## WHAT YOU SHOULD DO
Return each record word for word, keeping none of its pictures.

## EXTRACTED MATERIAL

= = = =

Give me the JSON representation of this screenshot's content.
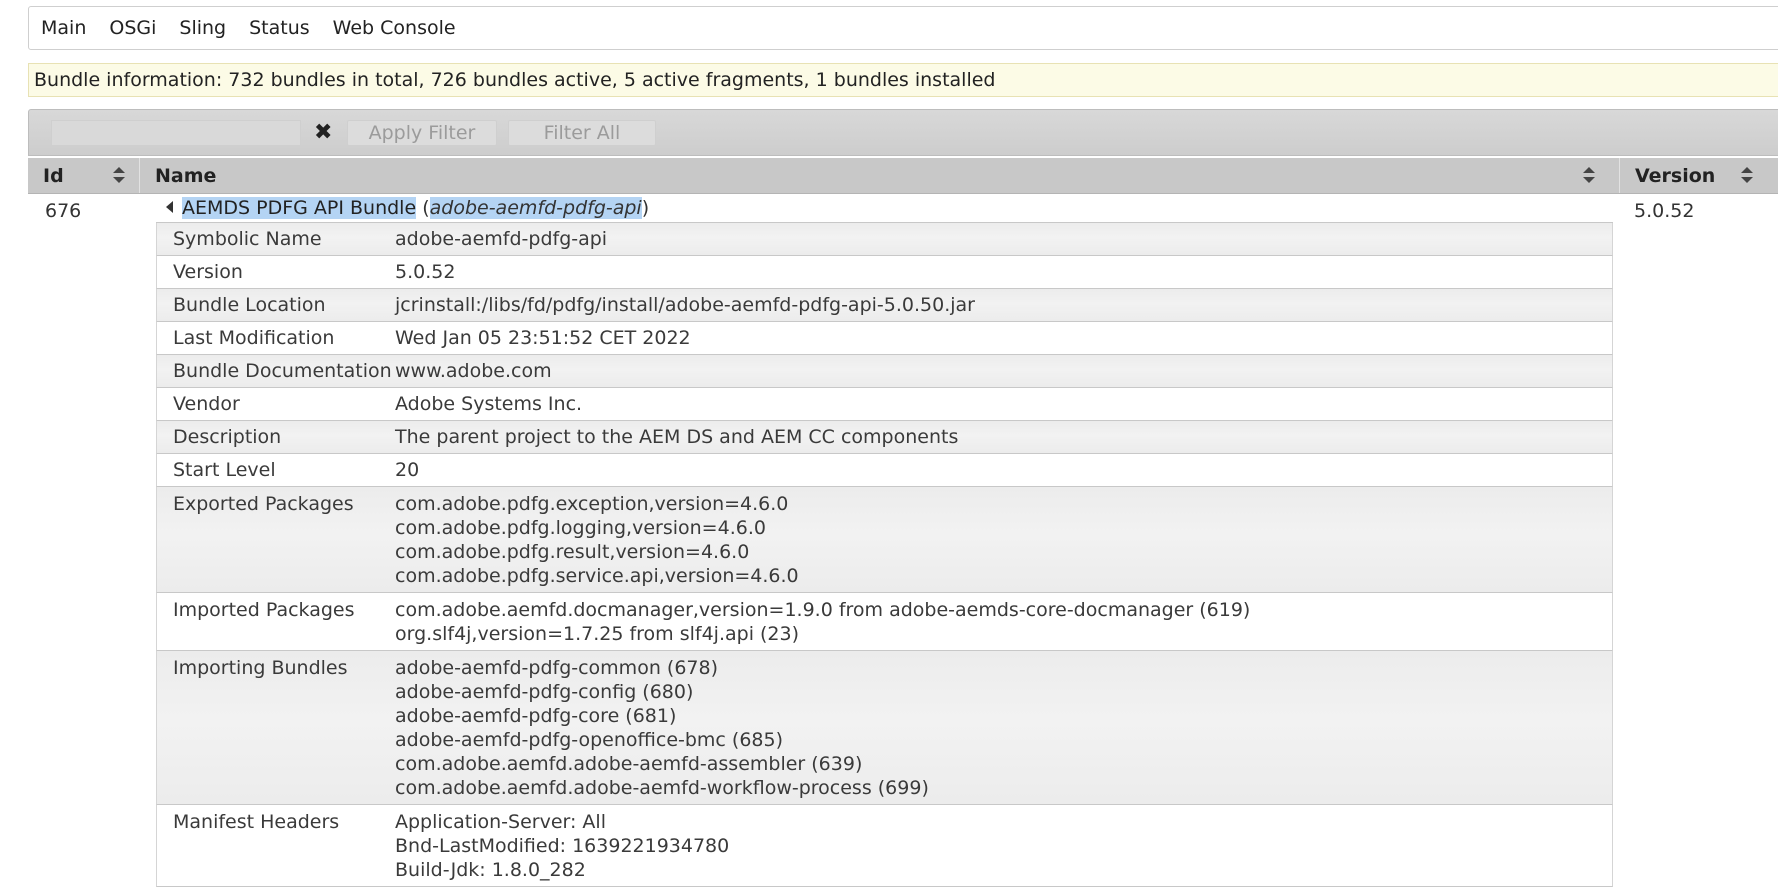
{
  "menu": [
    "Main",
    "OSGi",
    "Sling",
    "Status",
    "Web Console"
  ],
  "info": "Bundle information: 732 bundles in total, 726 bundles active, 5 active fragments, 1 bundles installed",
  "filter": {
    "clear": "✖",
    "apply_label": "Apply Filter",
    "filter_all_label": "Filter All",
    "input_value": ""
  },
  "columns": {
    "id": "Id",
    "name": "Name",
    "version": "Version"
  },
  "bundle": {
    "id": "676",
    "name": "AEMDS PDFG API Bundle",
    "symbolic": "adobe-aemfd-pdfg-api",
    "version": "5.0.52"
  },
  "details": [
    {
      "key": "Symbolic Name",
      "values": [
        "adobe-aemfd-pdfg-api"
      ]
    },
    {
      "key": "Version",
      "values": [
        "5.0.52"
      ]
    },
    {
      "key": "Bundle Location",
      "values": [
        "jcrinstall:/libs/fd/pdfg/install/adobe-aemfd-pdfg-api-5.0.50.jar"
      ]
    },
    {
      "key": "Last Modification",
      "values": [
        "Wed Jan 05 23:51:52 CET 2022"
      ]
    },
    {
      "key": "Bundle Documentation",
      "values": [
        "www.adobe.com"
      ]
    },
    {
      "key": "Vendor",
      "values": [
        "Adobe Systems Inc."
      ]
    },
    {
      "key": "Description",
      "values": [
        "The parent project to the AEM DS and AEM CC components"
      ]
    },
    {
      "key": "Start Level",
      "values": [
        "20"
      ]
    },
    {
      "key": "Exported Packages",
      "values": [
        "com.adobe.pdfg.exception,version=4.6.0",
        "com.adobe.pdfg.logging,version=4.6.0",
        "com.adobe.pdfg.result,version=4.6.0",
        "com.adobe.pdfg.service.api,version=4.6.0"
      ]
    },
    {
      "key": "Imported Packages",
      "values": [
        "com.adobe.aemfd.docmanager,version=1.9.0 from adobe-aemds-core-docmanager (619)",
        "org.slf4j,version=1.7.25 from slf4j.api (23)"
      ]
    },
    {
      "key": "Importing Bundles",
      "values": [
        "adobe-aemfd-pdfg-common (678)",
        "adobe-aemfd-pdfg-config (680)",
        "adobe-aemfd-pdfg-core (681)",
        "adobe-aemfd-pdfg-openoffice-bmc (685)",
        "com.adobe.aemfd.adobe-aemfd-assembler (639)",
        "com.adobe.aemfd.adobe-aemfd-workflow-process (699)"
      ]
    },
    {
      "key": "Manifest Headers",
      "values": [
        "Application-Server: All",
        "Bnd-LastModified: 1639221934780",
        "Build-Jdk: 1.8.0_282"
      ]
    }
  ]
}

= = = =

## ANSWER TO THE EXERCISE
Give me the JSON representation of this screenshot's content.
{
  "menu": [
    "Main",
    "OSGi",
    "Sling",
    "Status",
    "Web Console"
  ],
  "info": "Bundle information: 732 bundles in total, 726 bundles active, 5 active fragments, 1 bundles installed",
  "filter": {
    "clear": "✖",
    "apply_label": "Apply Filter",
    "filter_all_label": "Filter All",
    "input_value": ""
  },
  "columns": {
    "id": "Id",
    "name": "Name",
    "version": "Version"
  },
  "bundle": {
    "id": "676",
    "name": "AEMDS PDFG API Bundle",
    "symbolic": "adobe-aemfd-pdfg-api",
    "version": "5.0.52"
  },
  "details": [
    {
      "key": "Symbolic Name",
      "values": [
        "adobe-aemfd-pdfg-api"
      ]
    },
    {
      "key": "Version",
      "values": [
        "5.0.52"
      ]
    },
    {
      "key": "Bundle Location",
      "values": [
        "jcrinstall:/libs/fd/pdfg/install/adobe-aemfd-pdfg-api-5.0.50.jar"
      ]
    },
    {
      "key": "Last Modification",
      "values": [
        "Wed Jan 05 23:51:52 CET 2022"
      ]
    },
    {
      "key": "Bundle Documentation",
      "values": [
        "www.adobe.com"
      ]
    },
    {
      "key": "Vendor",
      "values": [
        "Adobe Systems Inc."
      ]
    },
    {
      "key": "Description",
      "values": [
        "The parent project to the AEM DS and AEM CC components"
      ]
    },
    {
      "key": "Start Level",
      "values": [
        "20"
      ]
    },
    {
      "key": "Exported Packages",
      "values": [
        "com.adobe.pdfg.exception,version=4.6.0",
        "com.adobe.pdfg.logging,version=4.6.0",
        "com.adobe.pdfg.result,version=4.6.0",
        "com.adobe.pdfg.service.api,version=4.6.0"
      ]
    },
    {
      "key": "Imported Packages",
      "values": [
        "com.adobe.aemfd.docmanager,version=1.9.0 from adobe-aemds-core-docmanager (619)",
        "org.slf4j,version=1.7.25 from slf4j.api (23)"
      ]
    },
    {
      "key": "Importing Bundles",
      "values": [
        "adobe-aemfd-pdfg-common (678)",
        "adobe-aemfd-pdfg-config (680)",
        "adobe-aemfd-pdfg-core (681)",
        "adobe-aemfd-pdfg-openoffice-bmc (685)",
        "com.adobe.aemfd.adobe-aemfd-assembler (639)",
        "com.adobe.aemfd.adobe-aemfd-workflow-process (699)"
      ]
    },
    {
      "key": "Manifest Headers",
      "values": [
        "Application-Server: All",
        "Bnd-LastModified: 1639221934780",
        "Build-Jdk: 1.8.0_282"
      ]
    }
  ]
}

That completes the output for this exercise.